The "Posh and Becks" of badminton Lin Dan and fiancee Xie Xinfang will be looking to make up for China's disappointment at the last Asian Games by inspiring the team to a clean sweep in Doha.
Both have had a great year, winning their respective singles world titles in Madrid, and Asian Games glory would prove the proverbial icing on the wedding cake.
China underperformed in the last Games in Busan taking away just two titles when they were aiming for a clean sweep and coach Li Yongbo is well aware that while the fortunes of rivals Malaysia and Indonesia have dipped there is no fiercer battle than that of winning Asian bragging rights in badminton.
"We have improved a lot in the past few years to the extent that we are now the strongest," said Li, who like any good manager looking for a get out claimed a reason for their failure in Busan was down to the refereeing.
While some back in China are merely hoping for a small improvement on last time out, Li is demanding more.
"We won two titles last time now we want at least three but in fact I want more like four or five," said Li, whose team took five of the six world titles on show in Madrid.
While Li is demanding an enormous effort from his team, the managers of the other major rivals for the gold in the team competitions are playing hopes down.
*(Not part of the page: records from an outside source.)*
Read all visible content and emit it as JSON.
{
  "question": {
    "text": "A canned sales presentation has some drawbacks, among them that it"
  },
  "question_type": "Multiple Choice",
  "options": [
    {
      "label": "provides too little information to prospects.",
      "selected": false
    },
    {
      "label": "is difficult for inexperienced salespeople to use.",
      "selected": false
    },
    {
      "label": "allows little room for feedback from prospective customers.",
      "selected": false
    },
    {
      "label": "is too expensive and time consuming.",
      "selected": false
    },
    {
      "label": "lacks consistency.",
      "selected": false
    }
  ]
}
"We have high expectations but it could be quite difficult to achieve them because China and Korea are around and most of their players are at the same level," said Malaysia's Misbun Bin Sedek, coach of Hashim Muhammad Hafiz. "Lin Dan is one step above."
Lin and Xie should be hot favorites for their respective titles.
Lin, 23, was a member of the bronze medal team four years ago but since then his career has reached dizzy heights.
The world title apart, he also turned in a phenomenal performance in the All England Open this year when he took the trophy despite injuring his knee during the tournament. Aside from that the soldier -- who when relaxing enjoys buying clothes for Xie -- is a real showman on court, showing untypical emotion for a Chinese sports star by ripping his shirt off at the end of a match and throwing it to the spectators.
Gunning for him, though, will be former world number one Lee Chong Wei of Malaysia, who was disappointing at the world championships and is keen to redeem himself.
"I lost in the last eight to Bao Chunlai. I was the world No. 1 at the time and maybe I felt the pressure and that is not good for me. Now I am the second seed I feel no pressure," he added.
One man bidding to show he is not on the wane is Olympic and Asian Games champion Taufik Hidayat, who is at a lowly 12th in the world -- however hopes are not high.
"We're counting on him doing well, but it is difficult to say whether he can challenge for the title," Indonesia team manager Lius Pongoh said.
Lin's fiancee Xie is a little more sober on court, but the two-time world champion knows that her major challenge to add the Asia title to her cabinet rests on beating her compatriot, Olympic champion Zhang Ning.
Xie, who enjoys singing and shopping in her spare time, is distinctly modest about her chances.
"I still think Zhang Ning is the best player on the planet," the 25-year-old said.